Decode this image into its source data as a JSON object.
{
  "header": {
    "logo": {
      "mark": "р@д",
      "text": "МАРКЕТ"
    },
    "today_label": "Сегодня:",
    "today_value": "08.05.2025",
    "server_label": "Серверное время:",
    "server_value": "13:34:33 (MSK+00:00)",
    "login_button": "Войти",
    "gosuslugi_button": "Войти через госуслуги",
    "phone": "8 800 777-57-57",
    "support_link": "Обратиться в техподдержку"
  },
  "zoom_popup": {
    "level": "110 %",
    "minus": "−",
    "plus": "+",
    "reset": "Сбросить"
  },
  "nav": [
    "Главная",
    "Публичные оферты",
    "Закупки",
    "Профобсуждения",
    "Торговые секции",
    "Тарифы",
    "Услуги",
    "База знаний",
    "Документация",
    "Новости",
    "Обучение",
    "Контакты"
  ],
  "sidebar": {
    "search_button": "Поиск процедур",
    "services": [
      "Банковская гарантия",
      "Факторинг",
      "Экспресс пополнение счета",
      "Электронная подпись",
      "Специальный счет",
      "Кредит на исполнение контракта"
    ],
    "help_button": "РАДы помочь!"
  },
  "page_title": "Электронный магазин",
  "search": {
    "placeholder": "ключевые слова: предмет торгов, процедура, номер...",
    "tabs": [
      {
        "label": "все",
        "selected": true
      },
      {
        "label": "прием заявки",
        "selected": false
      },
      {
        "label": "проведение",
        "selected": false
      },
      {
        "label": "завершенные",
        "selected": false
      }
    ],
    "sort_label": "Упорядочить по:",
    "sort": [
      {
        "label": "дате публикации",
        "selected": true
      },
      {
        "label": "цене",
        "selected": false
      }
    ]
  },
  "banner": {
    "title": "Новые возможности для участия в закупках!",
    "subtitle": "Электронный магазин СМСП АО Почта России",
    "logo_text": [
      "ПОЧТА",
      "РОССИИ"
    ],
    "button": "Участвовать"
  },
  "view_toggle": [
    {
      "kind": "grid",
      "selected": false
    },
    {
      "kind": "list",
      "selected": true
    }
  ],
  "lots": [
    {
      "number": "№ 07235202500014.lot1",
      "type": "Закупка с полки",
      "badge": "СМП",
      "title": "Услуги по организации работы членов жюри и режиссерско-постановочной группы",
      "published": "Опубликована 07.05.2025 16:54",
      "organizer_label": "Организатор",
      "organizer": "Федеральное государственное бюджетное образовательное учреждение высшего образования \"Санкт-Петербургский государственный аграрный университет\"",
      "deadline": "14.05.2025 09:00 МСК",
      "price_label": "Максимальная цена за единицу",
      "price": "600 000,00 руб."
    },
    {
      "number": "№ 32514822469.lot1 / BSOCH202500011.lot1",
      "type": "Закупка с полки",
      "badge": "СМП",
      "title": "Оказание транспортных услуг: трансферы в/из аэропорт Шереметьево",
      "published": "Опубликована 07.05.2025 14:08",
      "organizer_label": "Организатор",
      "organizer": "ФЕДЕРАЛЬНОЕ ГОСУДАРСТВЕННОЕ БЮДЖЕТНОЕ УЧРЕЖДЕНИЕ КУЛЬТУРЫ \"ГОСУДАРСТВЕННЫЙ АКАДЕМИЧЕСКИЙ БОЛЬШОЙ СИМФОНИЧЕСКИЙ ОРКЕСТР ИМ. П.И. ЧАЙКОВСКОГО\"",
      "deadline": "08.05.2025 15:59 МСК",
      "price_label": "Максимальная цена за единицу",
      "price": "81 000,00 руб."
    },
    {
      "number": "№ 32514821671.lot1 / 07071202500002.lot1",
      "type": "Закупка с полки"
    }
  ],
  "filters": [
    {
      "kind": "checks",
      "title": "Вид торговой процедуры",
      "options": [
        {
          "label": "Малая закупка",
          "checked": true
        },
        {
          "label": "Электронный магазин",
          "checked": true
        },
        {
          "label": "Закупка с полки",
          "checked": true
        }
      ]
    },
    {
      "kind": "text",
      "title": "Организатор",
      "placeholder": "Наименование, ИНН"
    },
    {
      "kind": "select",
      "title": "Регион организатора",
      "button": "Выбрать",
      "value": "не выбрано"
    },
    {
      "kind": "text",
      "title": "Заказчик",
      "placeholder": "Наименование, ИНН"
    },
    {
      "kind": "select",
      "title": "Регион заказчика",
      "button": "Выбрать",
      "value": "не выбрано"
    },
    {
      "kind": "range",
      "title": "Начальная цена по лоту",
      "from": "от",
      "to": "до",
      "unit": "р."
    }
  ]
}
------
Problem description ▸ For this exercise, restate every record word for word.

Answer area ▸
Decode this image into its source data as a JSON object.
{
  "header": {
    "logo": {
      "mark": "р@д",
      "text": "МАРКЕТ"
    },
    "today_label": "Сегодня:",
    "today_value": "08.05.2025",
    "server_label": "Серверное время:",
    "server_value": "13:34:33 (MSK+00:00)",
    "login_button": "Войти",
    "gosuslugi_button": "Войти через госуслуги",
    "phone": "8 800 777-57-57",
    "support_link": "Обратиться в техподдержку"
  },
  "zoom_popup": {
    "level": "110 %",
    "minus": "−",
    "plus": "+",
    "reset": "Сбросить"
  },
  "nav": [
    "Главная",
    "Публичные оферты",
    "Закупки",
    "Профобсуждения",
    "Торговые секции",
    "Тарифы",
    "Услуги",
    "База знаний",
    "Документация",
    "Новости",
    "Обучение",
    "Контакты"
  ],
  "sidebar": {
    "search_button": "Поиск процедур",
    "services": [
      "Банковская гарантия",
      "Факторинг",
      "Экспресс пополнение счета",
      "Электронная подпись",
      "Специальный счет",
      "Кредит на исполнение контракта"
    ],
    "help_button": "РАДы помочь!"
  },
  "page_title": "Электронный магазин",
  "search": {
    "placeholder": "ключевые слова: предмет торгов, процедура, номер...",
    "tabs": [
      {
        "label": "все",
        "selected": true
      },
      {
        "label": "прием заявки",
        "selected": false
      },
      {
        "label": "проведение",
        "selected": false
      },
      {
        "label": "завершенные",
        "selected": false
      }
    ],
    "sort_label": "Упорядочить по:",
    "sort": [
      {
        "label": "дате публикации",
        "selected": true
      },
      {
        "label": "цене",
        "selected": false
      }
    ]
  },
  "banner": {
    "title": "Новые возможности для участия в закупках!",
    "subtitle": "Электронный магазин СМСП АО Почта России",
    "logo_text": [
      "ПОЧТА",
      "РОССИИ"
    ],
    "button": "Участвовать"
  },
  "view_toggle": [
    {
      "kind": "grid",
      "selected": false
    },
    {
      "kind": "list",
      "selected": true
    }
  ],
  "lots": [
    {
      "number": "№ 07235202500014.lot1",
      "type": "Закупка с полки",
      "badge": "СМП",
      "title": "Услуги по организации работы членов жюри и режиссерско-постановочной группы",
      "published": "Опубликована 07.05.2025 16:54",
      "organizer_label": "Организатор",
      "organizer": "Федеральное государственное бюджетное образовательное учреждение высшего образования \"Санкт-Петербургский государственный аграрный университет\"",
      "deadline": "14.05.2025 09:00 МСК",
      "price_label": "Максимальная цена за единицу",
      "price": "600 000,00 руб."
    },
    {
      "number": "№ 32514822469.lot1 / BSOCH202500011.lot1",
      "type": "Закупка с полки",
      "badge": "СМП",
      "title": "Оказание транспортных услуг: трансферы в/из аэропорт Шереметьево",
      "published": "Опубликована 07.05.2025 14:08",
      "organizer_label": "Организатор",
      "organizer": "ФЕДЕРАЛЬНОЕ ГОСУДАРСТВЕННОЕ БЮДЖЕТНОЕ УЧРЕЖДЕНИЕ КУЛЬТУРЫ \"ГОСУДАРСТВЕННЫЙ АКАДЕМИЧЕСКИЙ БОЛЬШОЙ СИМФОНИЧЕСКИЙ ОРКЕСТР ИМ. П.И. ЧАЙКОВСКОГО\"",
      "deadline": "08.05.2025 15:59 МСК",
      "price_label": "Максимальная цена за единицу",
      "price": "81 000,00 руб."
    },
    {
      "number": "№ 32514821671.lot1 / 07071202500002.lot1",
      "type": "Закупка с полки"
    }
  ],
  "filters": [
    {
      "kind": "checks",
      "title": "Вид торговой процедуры",
      "options": [
        {
          "label": "Малая закупка",
          "checked": true
        },
        {
          "label": "Электронный магазин",
          "checked": true
        },
        {
          "label": "Закупка с полки",
          "checked": true
        }
      ]
    },
    {
      "kind": "text",
      "title": "Организатор",
      "placeholder": "Наименование, ИНН"
    },
    {
      "kind": "select",
      "title": "Регион организатора",
      "button": "Выбрать",
      "value": "не выбрано"
    },
    {
      "kind": "text",
      "title": "Заказчик",
      "placeholder": "Наименование, ИНН"
    },
    {
      "kind": "select",
      "title": "Регион заказчика",
      "button": "Выбрать",
      "value": "не выбрано"
    },
    {
      "kind": "range",
      "title": "Начальная цена по лоту",
      "from": "от",
      "to": "до",
      "unit": "р."
    }
  ]
}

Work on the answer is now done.